Reproduce the records that follow exactly; any picture among them stays out.

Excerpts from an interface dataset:
-------------------------

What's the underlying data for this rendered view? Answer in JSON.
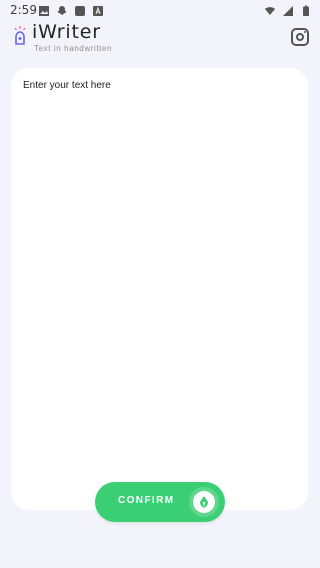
{
  "status_bar": {
    "time": "2:59",
    "left_icons": [
      "image-icon",
      "snapchat-icon",
      "app-icon",
      "font-icon"
    ],
    "right_icons": [
      "wifi-icon",
      "signal-icon",
      "battery-icon"
    ]
  },
  "header": {
    "title": "iWriter",
    "subtitle": "Text in handwritten",
    "logo_icon": "pen-light-icon",
    "social_icon": "instagram-icon"
  },
  "editor": {
    "input_value": "Enter your text here"
  },
  "actions": {
    "confirm_label": "CONFIRM",
    "confirm_icon": "pen-nib-icon"
  },
  "colors": {
    "background": "#f3f4fb",
    "accent": "#3bcf75",
    "logo_primary": "#6c63ff",
    "logo_accent": "#ff5fa2"
  }
}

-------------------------

Written answer:
What's the underlying data for this rendered view? Answer in JSON.
{
  "status_bar": {
    "time": "2:59",
    "left_icons": [
      "image-icon",
      "snapchat-icon",
      "app-icon",
      "font-icon"
    ],
    "right_icons": [
      "wifi-icon",
      "signal-icon",
      "battery-icon"
    ]
  },
  "header": {
    "title": "iWriter",
    "subtitle": "Text in handwritten",
    "logo_icon": "pen-light-icon",
    "social_icon": "instagram-icon"
  },
  "editor": {
    "input_value": "Enter your text here"
  },
  "actions": {
    "confirm_label": "CONFIRM",
    "confirm_icon": "pen-nib-icon"
  },
  "colors": {
    "background": "#f3f4fb",
    "accent": "#3bcf75",
    "logo_primary": "#6c63ff",
    "logo_accent": "#ff5fa2"
  }
}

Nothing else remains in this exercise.